* THE PROBLEM
Search the data for the word "image" and copy out every line that has it.
-- EXCERPTED RECORDS follows --
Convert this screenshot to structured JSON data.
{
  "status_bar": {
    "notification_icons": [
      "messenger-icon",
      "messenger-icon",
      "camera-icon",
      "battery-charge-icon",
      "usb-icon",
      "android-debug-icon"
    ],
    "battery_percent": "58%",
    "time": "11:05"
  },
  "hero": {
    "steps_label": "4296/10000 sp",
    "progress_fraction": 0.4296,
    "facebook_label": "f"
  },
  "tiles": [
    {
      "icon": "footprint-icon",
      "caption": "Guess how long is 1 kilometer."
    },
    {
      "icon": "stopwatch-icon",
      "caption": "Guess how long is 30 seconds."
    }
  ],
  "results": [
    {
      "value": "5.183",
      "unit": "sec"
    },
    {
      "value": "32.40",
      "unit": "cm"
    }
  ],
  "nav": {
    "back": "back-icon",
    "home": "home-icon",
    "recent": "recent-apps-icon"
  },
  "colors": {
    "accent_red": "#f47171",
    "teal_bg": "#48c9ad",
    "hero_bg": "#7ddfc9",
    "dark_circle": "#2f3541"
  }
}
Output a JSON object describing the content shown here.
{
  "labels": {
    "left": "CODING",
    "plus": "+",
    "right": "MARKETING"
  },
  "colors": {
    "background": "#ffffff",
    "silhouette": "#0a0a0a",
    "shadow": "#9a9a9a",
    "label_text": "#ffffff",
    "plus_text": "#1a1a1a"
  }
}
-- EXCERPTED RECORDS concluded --
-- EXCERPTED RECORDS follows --
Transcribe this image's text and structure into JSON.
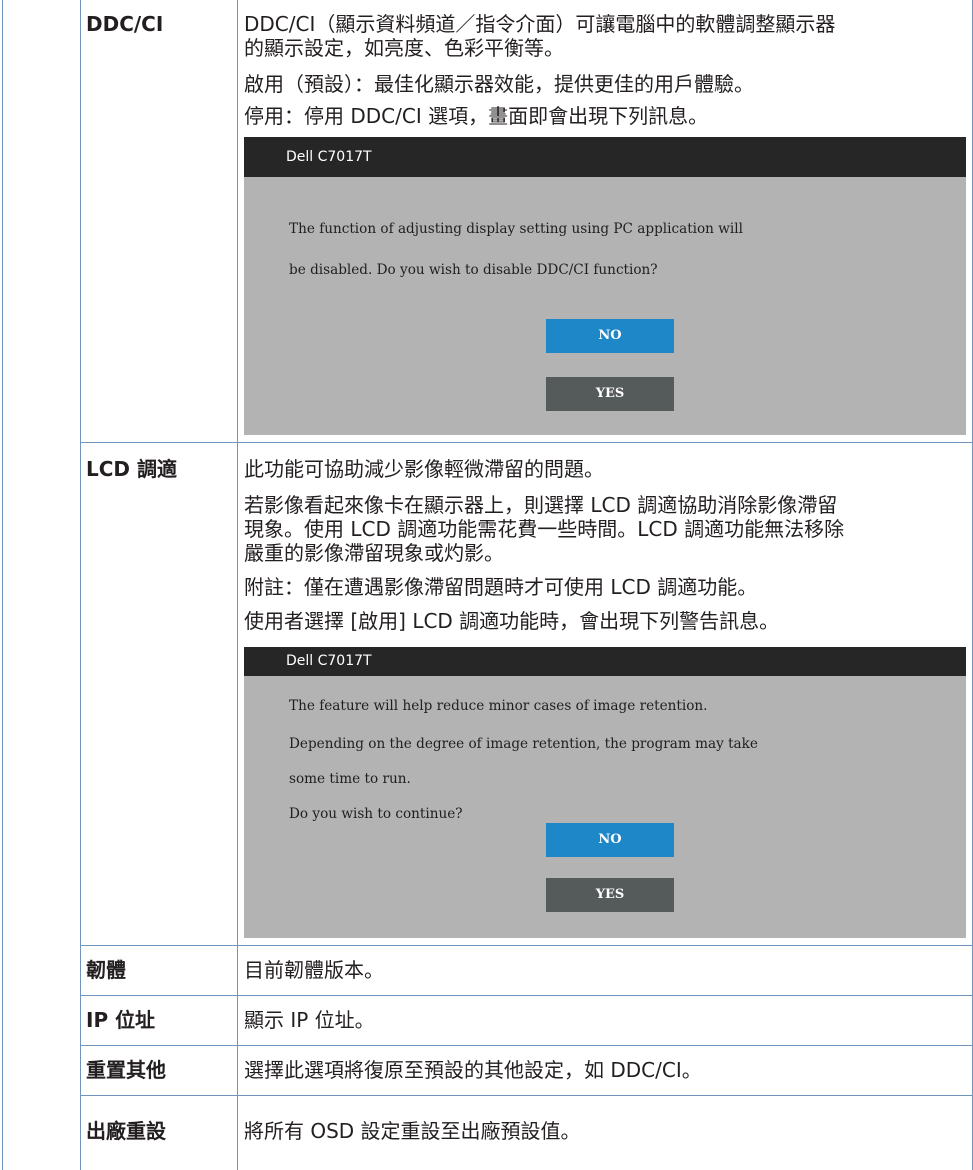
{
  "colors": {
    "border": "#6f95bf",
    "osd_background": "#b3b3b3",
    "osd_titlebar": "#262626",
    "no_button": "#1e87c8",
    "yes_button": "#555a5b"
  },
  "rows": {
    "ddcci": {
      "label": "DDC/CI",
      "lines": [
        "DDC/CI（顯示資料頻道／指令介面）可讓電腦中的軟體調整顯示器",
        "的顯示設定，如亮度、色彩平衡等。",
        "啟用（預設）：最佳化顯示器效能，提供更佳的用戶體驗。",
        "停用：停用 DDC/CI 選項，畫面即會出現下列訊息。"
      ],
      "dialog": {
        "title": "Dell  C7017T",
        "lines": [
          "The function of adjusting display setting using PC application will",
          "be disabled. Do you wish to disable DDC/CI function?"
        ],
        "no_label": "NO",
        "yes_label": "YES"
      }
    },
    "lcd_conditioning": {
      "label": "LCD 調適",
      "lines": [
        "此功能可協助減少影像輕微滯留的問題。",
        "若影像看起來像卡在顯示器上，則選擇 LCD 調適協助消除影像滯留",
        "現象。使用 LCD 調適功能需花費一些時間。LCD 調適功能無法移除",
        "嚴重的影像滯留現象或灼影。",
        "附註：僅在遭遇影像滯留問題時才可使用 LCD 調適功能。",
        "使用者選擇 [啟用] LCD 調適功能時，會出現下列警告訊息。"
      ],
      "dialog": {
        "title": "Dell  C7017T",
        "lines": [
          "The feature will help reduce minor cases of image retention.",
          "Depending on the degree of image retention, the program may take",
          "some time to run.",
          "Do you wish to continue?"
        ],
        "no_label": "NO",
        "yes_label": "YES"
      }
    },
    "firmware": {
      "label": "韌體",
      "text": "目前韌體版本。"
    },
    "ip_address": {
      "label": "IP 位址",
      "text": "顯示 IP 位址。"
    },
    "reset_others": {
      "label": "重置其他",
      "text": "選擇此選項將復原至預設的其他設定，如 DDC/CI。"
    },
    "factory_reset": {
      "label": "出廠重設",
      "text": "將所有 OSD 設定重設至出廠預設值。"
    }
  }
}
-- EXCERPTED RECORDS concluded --
* RESULT FOR THIS EXERCISE
Transcribe this image's text and structure into JSON.
          "The feature will help reduce minor cases of image retention.",
          "Depending on the degree of image retention, the program may take",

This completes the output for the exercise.